[Element data from apps and pages]
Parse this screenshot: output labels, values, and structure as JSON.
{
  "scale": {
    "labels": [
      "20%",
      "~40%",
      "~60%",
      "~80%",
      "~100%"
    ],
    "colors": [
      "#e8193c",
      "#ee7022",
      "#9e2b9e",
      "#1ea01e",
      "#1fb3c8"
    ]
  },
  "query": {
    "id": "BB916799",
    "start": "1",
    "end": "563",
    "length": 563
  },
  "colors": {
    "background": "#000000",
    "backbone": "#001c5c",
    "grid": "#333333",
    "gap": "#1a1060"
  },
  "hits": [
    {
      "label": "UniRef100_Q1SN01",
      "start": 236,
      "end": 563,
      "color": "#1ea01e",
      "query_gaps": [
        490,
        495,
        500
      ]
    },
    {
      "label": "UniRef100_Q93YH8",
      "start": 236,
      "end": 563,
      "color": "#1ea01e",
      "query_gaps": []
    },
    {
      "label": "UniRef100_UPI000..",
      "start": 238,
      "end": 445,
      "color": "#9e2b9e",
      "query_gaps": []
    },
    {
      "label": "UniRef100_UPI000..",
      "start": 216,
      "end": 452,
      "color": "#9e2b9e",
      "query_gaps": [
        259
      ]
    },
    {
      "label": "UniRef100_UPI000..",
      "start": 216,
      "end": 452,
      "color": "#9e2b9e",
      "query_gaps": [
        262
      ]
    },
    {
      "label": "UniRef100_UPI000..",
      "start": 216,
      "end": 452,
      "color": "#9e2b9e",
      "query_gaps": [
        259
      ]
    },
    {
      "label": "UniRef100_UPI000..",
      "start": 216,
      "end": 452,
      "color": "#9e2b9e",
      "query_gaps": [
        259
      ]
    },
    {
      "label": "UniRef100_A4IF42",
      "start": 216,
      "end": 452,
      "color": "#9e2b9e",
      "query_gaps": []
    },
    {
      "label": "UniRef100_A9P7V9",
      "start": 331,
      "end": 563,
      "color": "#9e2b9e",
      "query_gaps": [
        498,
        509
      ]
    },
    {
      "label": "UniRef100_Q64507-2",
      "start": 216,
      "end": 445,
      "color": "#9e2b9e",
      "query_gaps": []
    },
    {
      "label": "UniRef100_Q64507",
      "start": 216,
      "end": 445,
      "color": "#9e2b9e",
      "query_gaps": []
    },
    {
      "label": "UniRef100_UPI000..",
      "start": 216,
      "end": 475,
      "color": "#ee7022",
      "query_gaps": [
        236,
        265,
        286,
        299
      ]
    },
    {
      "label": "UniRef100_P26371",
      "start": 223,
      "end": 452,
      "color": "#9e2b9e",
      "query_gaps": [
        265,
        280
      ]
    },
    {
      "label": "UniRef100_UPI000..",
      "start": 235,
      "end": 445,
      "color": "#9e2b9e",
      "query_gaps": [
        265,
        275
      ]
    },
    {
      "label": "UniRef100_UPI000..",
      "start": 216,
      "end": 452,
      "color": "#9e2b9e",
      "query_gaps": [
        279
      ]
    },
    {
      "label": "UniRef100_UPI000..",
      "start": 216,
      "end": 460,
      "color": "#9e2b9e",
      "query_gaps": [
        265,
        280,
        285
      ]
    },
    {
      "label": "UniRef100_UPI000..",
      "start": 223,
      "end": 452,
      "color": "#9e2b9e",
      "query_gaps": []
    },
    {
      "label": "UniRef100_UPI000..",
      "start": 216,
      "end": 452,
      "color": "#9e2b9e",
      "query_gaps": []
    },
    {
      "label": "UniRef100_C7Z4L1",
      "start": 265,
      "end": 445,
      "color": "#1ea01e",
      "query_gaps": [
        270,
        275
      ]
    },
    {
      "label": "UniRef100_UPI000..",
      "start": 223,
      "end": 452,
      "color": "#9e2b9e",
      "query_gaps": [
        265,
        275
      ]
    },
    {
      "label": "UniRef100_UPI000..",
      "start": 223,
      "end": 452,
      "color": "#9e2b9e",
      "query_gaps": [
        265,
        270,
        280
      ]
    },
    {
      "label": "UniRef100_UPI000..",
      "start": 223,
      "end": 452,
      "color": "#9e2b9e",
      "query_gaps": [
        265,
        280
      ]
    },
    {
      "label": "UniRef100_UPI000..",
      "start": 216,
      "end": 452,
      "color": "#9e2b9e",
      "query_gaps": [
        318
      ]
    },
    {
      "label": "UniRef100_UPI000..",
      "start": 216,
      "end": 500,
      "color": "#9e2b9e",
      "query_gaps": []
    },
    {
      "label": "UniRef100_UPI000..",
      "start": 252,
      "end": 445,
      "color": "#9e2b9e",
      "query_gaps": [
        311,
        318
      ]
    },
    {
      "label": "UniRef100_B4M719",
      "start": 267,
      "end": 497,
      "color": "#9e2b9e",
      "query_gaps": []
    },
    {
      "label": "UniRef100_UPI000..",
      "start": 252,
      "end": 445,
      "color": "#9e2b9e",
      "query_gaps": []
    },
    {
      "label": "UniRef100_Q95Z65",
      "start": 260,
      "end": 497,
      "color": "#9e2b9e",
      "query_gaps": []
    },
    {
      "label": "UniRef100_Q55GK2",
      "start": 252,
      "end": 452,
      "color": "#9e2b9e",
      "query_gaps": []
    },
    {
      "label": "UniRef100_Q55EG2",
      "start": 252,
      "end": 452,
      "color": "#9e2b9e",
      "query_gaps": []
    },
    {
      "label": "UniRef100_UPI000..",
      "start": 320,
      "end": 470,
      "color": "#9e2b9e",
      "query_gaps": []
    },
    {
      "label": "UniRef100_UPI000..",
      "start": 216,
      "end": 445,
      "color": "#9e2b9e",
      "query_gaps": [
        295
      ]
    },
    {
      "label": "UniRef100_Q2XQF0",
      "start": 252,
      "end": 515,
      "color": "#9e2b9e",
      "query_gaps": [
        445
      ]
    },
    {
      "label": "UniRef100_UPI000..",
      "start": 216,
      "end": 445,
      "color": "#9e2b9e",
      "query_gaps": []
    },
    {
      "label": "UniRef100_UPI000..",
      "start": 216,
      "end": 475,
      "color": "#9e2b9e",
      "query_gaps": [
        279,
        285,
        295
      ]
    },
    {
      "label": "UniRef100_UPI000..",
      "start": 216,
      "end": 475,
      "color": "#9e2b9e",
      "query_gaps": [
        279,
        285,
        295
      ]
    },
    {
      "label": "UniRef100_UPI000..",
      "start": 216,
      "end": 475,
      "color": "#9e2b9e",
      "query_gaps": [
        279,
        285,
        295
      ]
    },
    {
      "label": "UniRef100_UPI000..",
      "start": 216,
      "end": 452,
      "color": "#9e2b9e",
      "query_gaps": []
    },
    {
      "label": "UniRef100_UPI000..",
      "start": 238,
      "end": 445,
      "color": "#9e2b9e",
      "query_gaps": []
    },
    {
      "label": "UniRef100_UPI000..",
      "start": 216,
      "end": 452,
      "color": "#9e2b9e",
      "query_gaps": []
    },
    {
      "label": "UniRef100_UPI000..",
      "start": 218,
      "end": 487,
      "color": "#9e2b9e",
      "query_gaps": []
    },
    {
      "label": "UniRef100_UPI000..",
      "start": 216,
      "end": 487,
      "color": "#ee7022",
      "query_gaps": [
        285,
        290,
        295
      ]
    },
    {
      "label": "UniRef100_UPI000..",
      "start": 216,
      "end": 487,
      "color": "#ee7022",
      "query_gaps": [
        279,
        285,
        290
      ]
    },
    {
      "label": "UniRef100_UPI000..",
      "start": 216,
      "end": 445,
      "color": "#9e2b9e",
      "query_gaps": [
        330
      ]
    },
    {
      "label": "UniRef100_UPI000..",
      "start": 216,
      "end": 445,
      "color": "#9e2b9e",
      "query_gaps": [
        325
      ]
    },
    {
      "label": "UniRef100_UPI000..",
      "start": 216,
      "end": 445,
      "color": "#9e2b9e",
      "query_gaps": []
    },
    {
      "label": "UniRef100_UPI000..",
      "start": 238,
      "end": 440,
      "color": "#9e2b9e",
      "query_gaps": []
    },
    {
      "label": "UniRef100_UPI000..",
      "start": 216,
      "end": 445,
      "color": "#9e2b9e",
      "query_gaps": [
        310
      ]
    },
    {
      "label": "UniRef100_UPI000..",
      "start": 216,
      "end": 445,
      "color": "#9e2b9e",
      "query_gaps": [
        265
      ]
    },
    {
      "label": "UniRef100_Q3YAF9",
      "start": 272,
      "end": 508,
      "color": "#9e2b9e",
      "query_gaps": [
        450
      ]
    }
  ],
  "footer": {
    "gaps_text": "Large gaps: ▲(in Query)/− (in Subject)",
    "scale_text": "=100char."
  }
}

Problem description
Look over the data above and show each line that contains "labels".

Exercise result
Parse this screenshot: output labels, values, and structure as JSON.
    "labels": [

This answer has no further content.